The committee in the past relied on the CBO for what is called a macroeconomic analysis. House Budget Chairwoman Diane Black did not fault the CBO but the Tennessee Republican said the committee used a different methodology than the budget office. Under the 1974 budget law, the Budget Committee is the official scorekeeper, but the panel usually relies on the CBO for cost estimates.

Broad support

Douglas W. Elmendorf, a Democrat, and Holtz-Eakin were among those who signed. Elmendorf currently serves as dean of the Harvard Kennedy School, while Holtz-Eakin is president of the American Action Forum, which describes itself as a center-right educational organization.

Republicans in 2015 named Keith Hall as director of the agency. Hall is a veteran of the George W. Bush administration and served in positions including as chief economist for the White House Council of Economic Advisers and commissioner of the Bureau of Labor Statistics.

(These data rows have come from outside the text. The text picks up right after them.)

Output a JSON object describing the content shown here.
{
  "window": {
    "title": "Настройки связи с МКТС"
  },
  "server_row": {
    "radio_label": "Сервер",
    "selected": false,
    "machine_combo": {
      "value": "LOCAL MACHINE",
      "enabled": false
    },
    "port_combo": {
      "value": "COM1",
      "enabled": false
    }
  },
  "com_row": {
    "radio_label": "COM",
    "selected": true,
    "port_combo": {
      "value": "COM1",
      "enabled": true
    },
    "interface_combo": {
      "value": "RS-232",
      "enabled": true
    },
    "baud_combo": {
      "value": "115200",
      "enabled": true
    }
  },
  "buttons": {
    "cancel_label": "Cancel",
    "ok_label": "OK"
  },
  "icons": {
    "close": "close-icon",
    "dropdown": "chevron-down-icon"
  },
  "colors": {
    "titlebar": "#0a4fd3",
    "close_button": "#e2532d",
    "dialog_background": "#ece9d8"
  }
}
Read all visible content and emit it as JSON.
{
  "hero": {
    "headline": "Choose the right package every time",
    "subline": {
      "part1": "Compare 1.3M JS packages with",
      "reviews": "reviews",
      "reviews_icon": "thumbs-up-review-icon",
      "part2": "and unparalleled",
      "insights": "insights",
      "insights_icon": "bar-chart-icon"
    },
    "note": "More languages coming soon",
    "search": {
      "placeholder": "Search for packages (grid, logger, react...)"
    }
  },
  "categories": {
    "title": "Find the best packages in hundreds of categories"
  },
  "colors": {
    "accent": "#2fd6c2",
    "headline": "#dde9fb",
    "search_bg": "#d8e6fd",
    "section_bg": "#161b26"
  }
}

The former directors say in the letter that the CBO never makes recommendations about policy, regularly consults with outside experts, and “enhances its transparency by releasing extensive descriptions of its analytic techniques and forecast record.”

“CBO’s approach produces consistent comparisons of competing legislative proposals and unbiased projections of the impact of policy changes,” they write. But the letter adds that “even nonpartisan and high-quality analysis cannot always generate accurate estimates.”

“Policy changes are often complex, the economy is dynamic and defies prediction, and many policies are modified over time,” it states.

Nevertheless, the letter also credits CBO estimates with being “more accurate, on average, than estimates or guesses by people who are not objective and not as well informed as CBO’s analysts.”

Congress created the CBO as part of the landmark 1974 budget act in part so it could rely on its own estimates of the cost of legislation. Prior to that, lawmakers depended on the president’s budget office or other estimates.

Alice M. Rivlin, the first CBO director and a Democrat, signed the letter, as well as Rudolph G. Penner, a Republican who succeeded her. The other signers are Dan L. Crippen, June E. O’Neill, Peter R. Orszag, and Robert D. Reischauer.